9.  As the aircraft approaches the point, it will be necessary to determine whether you will
reach the radial or the DME first. To come as close as possible to the new point, it will be
necessary to judge the rate at which the DME is moving and the rate at which you are crossing
radials. If determined one rate is moving faster than the other, it may be the aircraft will reach
the DME or radial first rather than simultaneously. Keep the following in mind when trying to
hit a point:
a.
DME Rate of Change. When the bearing pointer is closer to the heading index than
the 90° benchmark, i.e., above the 45° benchmark, the DME will change faster than
the radials. The opposite is true when the bearing pointer is nearer the 90°

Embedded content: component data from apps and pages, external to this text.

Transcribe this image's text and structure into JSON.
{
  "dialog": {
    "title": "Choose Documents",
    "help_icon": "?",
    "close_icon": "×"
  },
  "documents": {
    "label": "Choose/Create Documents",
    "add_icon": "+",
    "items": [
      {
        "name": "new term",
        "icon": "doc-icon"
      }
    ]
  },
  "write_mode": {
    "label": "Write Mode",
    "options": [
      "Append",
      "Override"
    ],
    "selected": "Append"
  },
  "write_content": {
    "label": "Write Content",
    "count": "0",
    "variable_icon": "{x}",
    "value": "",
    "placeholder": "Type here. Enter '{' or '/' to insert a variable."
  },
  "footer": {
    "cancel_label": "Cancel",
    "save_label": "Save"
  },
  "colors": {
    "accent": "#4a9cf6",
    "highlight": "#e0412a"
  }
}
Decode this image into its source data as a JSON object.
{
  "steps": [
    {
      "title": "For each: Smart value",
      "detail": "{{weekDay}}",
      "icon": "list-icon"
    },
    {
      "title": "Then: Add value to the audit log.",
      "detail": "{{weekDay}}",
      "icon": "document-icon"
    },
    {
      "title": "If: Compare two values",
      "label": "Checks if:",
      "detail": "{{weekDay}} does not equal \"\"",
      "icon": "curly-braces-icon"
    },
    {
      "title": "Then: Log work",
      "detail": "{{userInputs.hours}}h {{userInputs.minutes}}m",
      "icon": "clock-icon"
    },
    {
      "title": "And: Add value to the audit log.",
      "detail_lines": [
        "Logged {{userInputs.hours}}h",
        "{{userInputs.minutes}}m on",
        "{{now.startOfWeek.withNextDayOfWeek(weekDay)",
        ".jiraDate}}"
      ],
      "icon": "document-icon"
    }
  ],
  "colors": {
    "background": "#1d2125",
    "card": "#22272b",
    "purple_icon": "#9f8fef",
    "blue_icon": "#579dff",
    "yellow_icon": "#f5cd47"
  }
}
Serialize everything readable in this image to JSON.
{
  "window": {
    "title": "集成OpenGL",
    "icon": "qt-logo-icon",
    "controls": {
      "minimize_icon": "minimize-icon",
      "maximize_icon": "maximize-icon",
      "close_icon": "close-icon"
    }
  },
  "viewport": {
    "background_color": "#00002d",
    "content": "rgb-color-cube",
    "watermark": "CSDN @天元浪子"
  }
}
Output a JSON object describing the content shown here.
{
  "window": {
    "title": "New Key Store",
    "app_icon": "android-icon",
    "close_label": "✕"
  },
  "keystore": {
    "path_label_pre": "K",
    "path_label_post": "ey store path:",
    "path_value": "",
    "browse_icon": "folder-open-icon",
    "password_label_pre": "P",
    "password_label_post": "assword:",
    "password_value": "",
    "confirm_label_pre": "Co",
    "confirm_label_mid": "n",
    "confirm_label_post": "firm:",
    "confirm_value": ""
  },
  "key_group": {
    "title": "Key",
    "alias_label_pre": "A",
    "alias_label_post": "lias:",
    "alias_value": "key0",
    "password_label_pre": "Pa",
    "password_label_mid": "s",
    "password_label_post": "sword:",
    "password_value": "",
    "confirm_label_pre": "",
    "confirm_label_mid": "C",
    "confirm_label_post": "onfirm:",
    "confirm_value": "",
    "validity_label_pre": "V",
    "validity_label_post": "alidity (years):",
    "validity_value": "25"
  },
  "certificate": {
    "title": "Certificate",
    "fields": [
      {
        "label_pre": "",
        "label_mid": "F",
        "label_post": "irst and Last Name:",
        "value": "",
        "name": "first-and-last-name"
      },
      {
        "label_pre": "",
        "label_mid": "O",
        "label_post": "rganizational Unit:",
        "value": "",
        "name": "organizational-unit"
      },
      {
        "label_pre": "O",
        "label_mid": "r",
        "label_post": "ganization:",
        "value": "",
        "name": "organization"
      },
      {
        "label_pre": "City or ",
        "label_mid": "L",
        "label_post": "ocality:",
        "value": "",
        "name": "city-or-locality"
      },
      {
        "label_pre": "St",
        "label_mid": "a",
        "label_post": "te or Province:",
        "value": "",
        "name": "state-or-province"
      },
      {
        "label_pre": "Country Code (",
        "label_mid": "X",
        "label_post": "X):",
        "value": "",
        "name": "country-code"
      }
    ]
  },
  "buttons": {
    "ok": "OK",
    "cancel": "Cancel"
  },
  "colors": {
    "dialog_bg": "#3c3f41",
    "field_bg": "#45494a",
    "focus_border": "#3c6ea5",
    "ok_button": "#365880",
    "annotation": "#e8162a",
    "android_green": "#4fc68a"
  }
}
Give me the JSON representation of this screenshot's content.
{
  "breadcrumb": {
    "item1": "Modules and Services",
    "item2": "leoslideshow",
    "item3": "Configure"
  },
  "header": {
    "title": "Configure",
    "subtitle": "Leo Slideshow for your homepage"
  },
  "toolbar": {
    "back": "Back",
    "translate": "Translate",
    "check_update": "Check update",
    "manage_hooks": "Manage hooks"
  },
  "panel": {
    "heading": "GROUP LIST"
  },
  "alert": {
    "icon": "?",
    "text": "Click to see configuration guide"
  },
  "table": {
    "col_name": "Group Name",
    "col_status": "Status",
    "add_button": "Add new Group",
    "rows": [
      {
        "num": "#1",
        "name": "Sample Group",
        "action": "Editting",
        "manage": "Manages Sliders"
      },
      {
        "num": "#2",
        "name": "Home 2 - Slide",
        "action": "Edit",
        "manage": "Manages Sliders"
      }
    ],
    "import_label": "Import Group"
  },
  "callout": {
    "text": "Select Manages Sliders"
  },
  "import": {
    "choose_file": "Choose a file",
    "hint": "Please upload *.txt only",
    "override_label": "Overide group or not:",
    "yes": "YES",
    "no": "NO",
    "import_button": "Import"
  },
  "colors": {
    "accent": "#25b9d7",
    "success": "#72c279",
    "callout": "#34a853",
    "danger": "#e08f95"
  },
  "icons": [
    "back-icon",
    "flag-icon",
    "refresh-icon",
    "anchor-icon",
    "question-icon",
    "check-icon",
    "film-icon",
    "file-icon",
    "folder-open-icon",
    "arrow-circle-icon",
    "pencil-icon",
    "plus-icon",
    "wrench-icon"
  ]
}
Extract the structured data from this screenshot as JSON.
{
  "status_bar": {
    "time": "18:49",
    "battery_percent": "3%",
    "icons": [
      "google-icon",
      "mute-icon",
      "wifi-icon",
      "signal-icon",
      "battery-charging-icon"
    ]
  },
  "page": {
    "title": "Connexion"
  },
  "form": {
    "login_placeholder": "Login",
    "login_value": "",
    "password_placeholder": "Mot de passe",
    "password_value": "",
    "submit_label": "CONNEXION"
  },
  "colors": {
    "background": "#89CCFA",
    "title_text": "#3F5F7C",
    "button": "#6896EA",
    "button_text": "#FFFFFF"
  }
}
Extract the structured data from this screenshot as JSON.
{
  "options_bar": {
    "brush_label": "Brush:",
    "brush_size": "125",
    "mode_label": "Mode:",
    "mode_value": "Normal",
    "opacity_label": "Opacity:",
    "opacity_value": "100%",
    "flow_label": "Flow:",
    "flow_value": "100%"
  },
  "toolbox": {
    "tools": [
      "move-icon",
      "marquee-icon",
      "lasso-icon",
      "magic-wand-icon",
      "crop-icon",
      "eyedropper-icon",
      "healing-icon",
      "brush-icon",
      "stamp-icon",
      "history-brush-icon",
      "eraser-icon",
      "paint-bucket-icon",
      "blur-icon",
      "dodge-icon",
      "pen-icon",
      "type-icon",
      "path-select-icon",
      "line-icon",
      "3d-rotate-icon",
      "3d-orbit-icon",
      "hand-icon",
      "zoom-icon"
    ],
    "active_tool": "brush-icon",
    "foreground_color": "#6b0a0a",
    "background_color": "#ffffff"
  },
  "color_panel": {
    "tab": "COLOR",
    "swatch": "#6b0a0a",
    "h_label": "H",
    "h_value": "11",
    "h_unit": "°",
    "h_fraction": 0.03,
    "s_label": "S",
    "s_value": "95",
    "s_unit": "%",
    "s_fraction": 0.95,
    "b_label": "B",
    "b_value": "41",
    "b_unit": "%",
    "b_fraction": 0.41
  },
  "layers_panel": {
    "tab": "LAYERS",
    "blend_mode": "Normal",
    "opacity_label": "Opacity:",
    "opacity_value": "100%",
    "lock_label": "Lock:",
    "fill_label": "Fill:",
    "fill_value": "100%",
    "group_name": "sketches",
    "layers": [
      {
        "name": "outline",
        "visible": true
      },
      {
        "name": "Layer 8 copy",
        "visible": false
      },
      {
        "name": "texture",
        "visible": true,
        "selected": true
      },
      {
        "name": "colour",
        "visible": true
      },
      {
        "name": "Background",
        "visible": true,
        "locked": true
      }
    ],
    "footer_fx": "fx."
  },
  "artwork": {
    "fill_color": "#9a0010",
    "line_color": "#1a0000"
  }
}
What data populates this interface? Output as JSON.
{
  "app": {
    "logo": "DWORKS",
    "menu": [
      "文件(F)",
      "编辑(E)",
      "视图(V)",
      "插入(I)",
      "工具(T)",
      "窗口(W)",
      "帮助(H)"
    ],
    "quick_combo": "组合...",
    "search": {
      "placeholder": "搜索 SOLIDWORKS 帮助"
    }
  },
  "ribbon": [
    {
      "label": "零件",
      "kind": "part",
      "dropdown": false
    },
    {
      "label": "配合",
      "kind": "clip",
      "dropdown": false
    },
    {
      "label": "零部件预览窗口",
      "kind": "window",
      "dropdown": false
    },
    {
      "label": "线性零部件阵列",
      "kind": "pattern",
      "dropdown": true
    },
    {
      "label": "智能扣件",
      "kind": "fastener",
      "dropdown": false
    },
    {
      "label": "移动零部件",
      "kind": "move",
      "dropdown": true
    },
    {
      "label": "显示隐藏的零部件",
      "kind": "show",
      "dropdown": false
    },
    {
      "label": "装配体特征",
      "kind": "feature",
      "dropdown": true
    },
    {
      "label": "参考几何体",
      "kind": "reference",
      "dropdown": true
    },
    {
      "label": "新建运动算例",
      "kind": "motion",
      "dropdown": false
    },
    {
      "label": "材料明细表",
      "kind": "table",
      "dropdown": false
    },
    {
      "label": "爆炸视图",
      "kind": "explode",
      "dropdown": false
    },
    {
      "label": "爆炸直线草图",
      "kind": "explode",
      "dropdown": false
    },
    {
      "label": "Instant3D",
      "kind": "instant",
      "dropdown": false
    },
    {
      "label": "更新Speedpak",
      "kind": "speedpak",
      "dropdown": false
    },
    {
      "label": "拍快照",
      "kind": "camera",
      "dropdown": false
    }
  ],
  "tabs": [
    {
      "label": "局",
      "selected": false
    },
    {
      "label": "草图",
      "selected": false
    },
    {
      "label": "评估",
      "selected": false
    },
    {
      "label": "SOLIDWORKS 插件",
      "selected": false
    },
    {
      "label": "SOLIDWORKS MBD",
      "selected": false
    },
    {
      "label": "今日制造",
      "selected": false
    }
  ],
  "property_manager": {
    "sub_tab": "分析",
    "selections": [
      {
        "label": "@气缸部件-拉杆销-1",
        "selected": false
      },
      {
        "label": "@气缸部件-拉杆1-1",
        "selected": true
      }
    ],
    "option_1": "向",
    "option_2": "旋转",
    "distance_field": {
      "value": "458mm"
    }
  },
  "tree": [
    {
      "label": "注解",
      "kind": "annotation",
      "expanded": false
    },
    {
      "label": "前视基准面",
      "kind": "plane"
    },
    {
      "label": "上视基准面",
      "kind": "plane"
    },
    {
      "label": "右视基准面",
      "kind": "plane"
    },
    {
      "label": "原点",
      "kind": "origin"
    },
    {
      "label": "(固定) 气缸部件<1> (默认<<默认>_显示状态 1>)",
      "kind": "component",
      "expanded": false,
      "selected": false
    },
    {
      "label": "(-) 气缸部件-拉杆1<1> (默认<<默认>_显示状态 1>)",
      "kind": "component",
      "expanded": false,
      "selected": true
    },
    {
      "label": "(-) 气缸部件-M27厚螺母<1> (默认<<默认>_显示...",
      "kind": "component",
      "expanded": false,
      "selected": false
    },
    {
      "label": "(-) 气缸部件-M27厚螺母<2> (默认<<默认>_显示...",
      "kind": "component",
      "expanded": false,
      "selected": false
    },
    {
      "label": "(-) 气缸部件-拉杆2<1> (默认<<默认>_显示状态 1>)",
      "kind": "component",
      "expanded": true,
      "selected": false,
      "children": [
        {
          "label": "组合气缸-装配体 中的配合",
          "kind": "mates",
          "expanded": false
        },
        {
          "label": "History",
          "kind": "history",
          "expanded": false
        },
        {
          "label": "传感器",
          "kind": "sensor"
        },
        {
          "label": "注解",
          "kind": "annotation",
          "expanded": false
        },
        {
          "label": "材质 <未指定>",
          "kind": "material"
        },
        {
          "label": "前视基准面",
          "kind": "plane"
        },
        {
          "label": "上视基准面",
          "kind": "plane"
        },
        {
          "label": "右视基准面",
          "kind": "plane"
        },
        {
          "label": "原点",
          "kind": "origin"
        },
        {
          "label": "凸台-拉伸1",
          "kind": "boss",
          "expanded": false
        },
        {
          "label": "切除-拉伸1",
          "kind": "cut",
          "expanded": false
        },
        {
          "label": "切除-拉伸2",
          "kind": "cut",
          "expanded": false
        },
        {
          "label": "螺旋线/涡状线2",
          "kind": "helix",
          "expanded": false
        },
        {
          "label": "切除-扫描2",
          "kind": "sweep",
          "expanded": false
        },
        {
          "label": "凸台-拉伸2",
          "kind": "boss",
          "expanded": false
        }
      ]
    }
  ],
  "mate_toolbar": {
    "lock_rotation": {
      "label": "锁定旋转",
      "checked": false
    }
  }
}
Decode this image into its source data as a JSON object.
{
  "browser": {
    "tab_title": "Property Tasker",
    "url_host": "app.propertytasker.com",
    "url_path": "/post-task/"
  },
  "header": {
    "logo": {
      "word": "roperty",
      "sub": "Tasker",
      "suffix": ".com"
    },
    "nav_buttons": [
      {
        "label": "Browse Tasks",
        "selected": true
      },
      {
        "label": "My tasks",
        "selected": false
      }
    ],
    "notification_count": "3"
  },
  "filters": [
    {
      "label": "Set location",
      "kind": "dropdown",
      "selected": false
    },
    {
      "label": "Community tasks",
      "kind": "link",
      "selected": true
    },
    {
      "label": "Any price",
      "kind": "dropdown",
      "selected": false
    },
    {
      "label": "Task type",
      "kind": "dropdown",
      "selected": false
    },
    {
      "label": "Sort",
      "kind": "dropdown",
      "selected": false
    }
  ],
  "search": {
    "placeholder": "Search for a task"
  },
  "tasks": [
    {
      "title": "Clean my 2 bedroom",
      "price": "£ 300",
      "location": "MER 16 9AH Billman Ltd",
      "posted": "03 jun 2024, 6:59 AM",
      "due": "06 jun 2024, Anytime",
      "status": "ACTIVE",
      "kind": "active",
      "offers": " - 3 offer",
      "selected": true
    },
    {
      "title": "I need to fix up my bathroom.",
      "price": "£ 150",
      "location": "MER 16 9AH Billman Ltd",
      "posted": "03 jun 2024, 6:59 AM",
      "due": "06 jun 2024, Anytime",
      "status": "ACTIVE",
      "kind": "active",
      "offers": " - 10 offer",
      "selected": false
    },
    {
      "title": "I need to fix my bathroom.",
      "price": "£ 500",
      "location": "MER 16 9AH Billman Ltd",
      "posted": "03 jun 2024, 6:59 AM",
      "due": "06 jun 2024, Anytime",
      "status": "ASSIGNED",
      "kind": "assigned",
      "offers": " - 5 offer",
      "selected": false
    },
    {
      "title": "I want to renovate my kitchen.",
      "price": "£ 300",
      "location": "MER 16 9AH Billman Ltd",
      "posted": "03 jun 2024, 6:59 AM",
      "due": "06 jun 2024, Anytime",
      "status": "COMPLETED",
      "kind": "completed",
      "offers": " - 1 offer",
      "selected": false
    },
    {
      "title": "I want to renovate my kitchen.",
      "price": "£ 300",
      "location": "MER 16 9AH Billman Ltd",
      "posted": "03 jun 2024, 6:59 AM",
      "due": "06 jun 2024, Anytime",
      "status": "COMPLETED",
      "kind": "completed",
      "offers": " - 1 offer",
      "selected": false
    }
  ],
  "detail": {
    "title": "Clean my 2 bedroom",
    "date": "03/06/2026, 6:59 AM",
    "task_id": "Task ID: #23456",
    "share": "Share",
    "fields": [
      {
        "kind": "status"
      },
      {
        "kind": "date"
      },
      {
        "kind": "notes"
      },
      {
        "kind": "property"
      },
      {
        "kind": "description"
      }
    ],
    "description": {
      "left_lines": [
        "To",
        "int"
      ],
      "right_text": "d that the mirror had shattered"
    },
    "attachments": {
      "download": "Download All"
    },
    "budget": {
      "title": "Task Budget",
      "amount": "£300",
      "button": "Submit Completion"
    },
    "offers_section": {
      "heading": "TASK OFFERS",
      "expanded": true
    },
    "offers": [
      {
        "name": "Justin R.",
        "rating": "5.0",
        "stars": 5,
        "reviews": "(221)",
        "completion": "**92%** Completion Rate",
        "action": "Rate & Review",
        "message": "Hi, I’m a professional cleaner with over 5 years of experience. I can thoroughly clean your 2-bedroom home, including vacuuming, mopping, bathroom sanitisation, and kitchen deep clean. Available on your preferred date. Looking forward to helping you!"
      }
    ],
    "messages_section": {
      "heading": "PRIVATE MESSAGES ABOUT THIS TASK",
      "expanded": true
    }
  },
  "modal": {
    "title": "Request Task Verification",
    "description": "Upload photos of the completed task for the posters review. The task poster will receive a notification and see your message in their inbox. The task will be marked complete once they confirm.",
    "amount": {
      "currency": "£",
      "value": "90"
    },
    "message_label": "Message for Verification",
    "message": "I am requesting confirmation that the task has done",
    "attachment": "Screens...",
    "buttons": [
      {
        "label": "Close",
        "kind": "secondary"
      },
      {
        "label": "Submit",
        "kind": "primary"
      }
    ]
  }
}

benchmark, i.e., when the bearing pointer is below the 45° benchmark.
i.
Remember, unless the winds are very strong, when the head of the bearing
pointer is above the 90° benchmark, the DME will get smaller. When the head
of the bearing pointer is below the 90° benchmark, the DME will probably get
larger.
ii.
To get your DME to "speed up," turn to place the bearing pointer closer to the
heading index. This will slow the rate at which you are crossing radials. When
going inbound, you will be working with the head of the bearing pointer. When
going outbound, you will be working with the tail.
b.
Radial Rate of Change. To cross radials faster, turn to place the bearing pointer
closer to the 90° benchmark. This will slow the rate of DME change.
i.
You will not necessarily be able to determine the exact heading to roll out on as
before it is too late. Once on your new heading, let things settle down (cross a
few radials, and let a few tenths of DME pass). Then update again by trying to
determine if you will hit the radial or DME first.
ii.
Your goal is to get as close as you can to the desired point. Continually update
until crossing the point.
10. In the event your solution does not work out exactly, you may arrive either at your desired
DME or radial prior to the fix. Regardless of which comes first, you can consider yourself at the
fix once within the distance required by course standards.
COMMON ERRORS
1.  Failing to expedite the first step. Remember there is plenty of time to refine your solution
once proceeding in the general direction.
2.  Failing to make frequent updates. As you get closer to the station, more updates will be
required to ensure an accurate solution.